WHAT YOU SHOULD DO:
Nothing but the exact text of the entries should appear in your answer; pictures stay out.

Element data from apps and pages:
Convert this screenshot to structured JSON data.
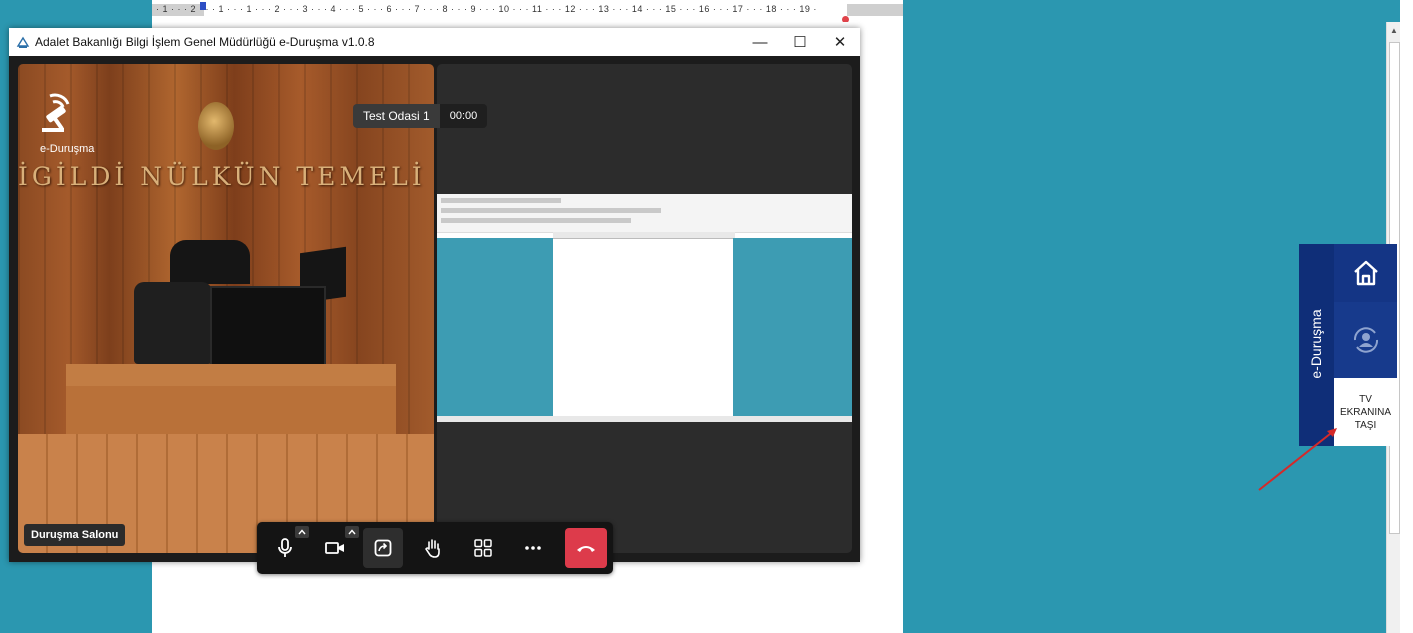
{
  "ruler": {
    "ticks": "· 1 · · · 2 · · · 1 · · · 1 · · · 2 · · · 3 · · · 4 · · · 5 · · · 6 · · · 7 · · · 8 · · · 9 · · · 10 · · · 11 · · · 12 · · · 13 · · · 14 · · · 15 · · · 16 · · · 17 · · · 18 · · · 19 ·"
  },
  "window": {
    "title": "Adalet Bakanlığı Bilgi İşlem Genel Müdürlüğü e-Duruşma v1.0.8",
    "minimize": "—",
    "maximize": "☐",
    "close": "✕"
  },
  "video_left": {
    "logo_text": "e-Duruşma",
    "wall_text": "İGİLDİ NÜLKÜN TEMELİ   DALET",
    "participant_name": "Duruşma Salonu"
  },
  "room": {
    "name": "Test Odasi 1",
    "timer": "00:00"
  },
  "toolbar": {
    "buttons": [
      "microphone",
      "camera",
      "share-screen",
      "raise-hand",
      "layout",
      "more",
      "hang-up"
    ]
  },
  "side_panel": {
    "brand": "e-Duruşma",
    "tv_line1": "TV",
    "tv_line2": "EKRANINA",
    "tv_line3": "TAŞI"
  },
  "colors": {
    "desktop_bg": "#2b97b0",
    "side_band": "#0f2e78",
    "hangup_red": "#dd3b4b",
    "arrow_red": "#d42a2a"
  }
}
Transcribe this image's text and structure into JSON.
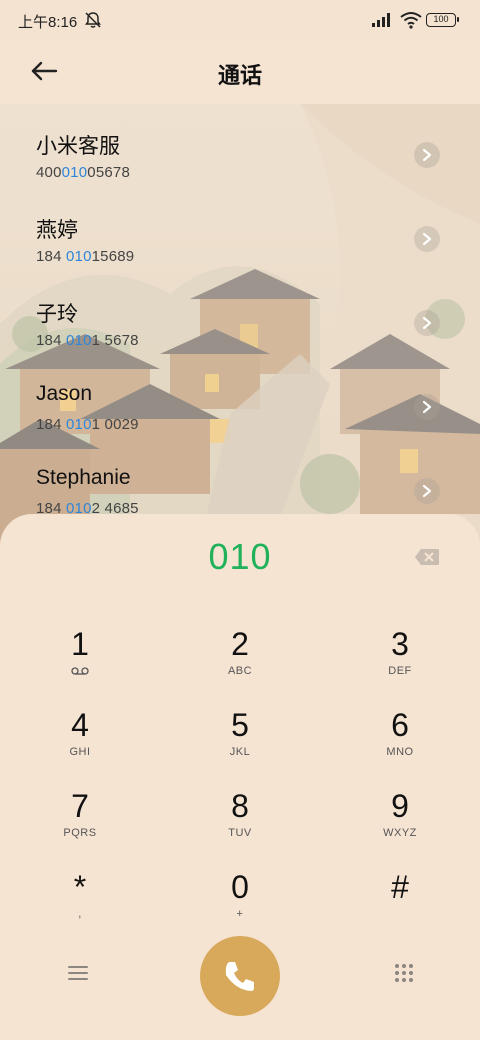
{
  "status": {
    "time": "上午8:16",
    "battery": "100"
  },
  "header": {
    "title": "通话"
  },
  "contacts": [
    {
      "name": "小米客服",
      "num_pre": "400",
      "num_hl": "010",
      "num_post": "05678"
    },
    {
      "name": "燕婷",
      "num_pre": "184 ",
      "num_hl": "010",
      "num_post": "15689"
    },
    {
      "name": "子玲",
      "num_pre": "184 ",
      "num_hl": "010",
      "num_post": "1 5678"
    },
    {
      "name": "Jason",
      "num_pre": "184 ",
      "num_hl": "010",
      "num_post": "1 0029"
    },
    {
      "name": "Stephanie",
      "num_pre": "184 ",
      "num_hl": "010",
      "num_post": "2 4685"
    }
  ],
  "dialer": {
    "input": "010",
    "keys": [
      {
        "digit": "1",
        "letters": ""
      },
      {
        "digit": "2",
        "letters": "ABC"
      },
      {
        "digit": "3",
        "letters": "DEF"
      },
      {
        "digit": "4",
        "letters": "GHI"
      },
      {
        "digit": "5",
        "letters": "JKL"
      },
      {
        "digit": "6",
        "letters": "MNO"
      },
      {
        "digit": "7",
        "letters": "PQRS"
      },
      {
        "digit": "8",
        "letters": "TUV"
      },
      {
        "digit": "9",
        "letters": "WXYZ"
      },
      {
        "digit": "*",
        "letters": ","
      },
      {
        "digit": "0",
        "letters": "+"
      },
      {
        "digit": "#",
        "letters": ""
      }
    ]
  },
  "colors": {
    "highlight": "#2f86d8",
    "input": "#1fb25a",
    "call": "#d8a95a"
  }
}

RESPONSE TO THE EXERCISE:
Convert this screenshot to structured JSON data.
{
  "ruler": {
    "ticks": "· 1 · · · 2 · · · 1 · · · 1 · · · 2 · · · 3 · · · 4 · · · 5 · · · 6 · · · 7 · · · 8 · · · 9 · · · 10 · · · 11 · · · 12 · · · 13 · · · 14 · · · 15 · · · 16 · · · 17 · · · 18 · · · 19 ·"
  },
  "window": {
    "title": "Adalet Bakanlığı Bilgi İşlem Genel Müdürlüğü e-Duruşma v1.0.8",
    "minimize": "—",
    "maximize": "☐",
    "close": "✕"
  },
  "video_left": {
    "logo_text": "e-Duruşma",
    "wall_text": "İGİLDİ NÜLKÜN TEMELİ   DALET",
    "participant_name": "Duruşma Salonu"
  },
  "room": {
    "name": "Test Odasi 1",
    "timer": "00:00"
  },
  "toolbar": {
    "buttons": [
      "microphone",
      "camera",
      "share-screen",
      "raise-hand",
      "layout",
      "more",
      "hang-up"
    ]
  },
  "side_panel": {
    "brand": "e-Duruşma",
    "tv_line1": "TV",
    "tv_line2": "EKRANINA",
    "tv_line3": "TAŞI"
  },
  "colors": {
    "desktop_bg": "#2b97b0",
    "side_band": "#0f2e78",
    "hangup_red": "#dd3b4b",
    "arrow_red": "#d42a2a"
  }
}
Transcribe this image's text and structure into JSON.
{
  "status": {
    "time": "上午8:16",
    "battery": "100"
  },
  "header": {
    "title": "通话"
  },
  "contacts": [
    {
      "name": "小米客服",
      "num_pre": "400",
      "num_hl": "010",
      "num_post": "05678"
    },
    {
      "name": "燕婷",
      "num_pre": "184 ",
      "num_hl": "010",
      "num_post": "15689"
    },
    {
      "name": "子玲",
      "num_pre": "184 ",
      "num_hl": "010",
      "num_post": "1 5678"
    },
    {
      "name": "Jason",
      "num_pre": "184 ",
      "num_hl": "010",
      "num_post": "1 0029"
    },
    {
      "name": "Stephanie",
      "num_pre": "184 ",
      "num_hl": "010",
      "num_post": "2 4685"
    }
  ],
  "dialer": {
    "input": "010",
    "keys": [
      {
        "digit": "1",
        "letters": ""
      },
      {
        "digit": "2",
        "letters": "ABC"
      },
      {
        "digit": "3",
        "letters": "DEF"
      },
      {
        "digit": "4",
        "letters": "GHI"
      },
      {
        "digit": "5",
        "letters": "JKL"
      },
      {
        "digit": "6",
        "letters": "MNO"
      },
      {
        "digit": "7",
        "letters": "PQRS"
      },
      {
        "digit": "8",
        "letters": "TUV"
      },
      {
        "digit": "9",
        "letters": "WXYZ"
      },
      {
        "digit": "*",
        "letters": ","
      },
      {
        "digit": "0",
        "letters": "+"
      },
      {
        "digit": "#",
        "letters": ""
      }
    ]
  },
  "colors": {
    "highlight": "#2f86d8",
    "input": "#1fb25a",
    "call": "#d8a95a"
  }
}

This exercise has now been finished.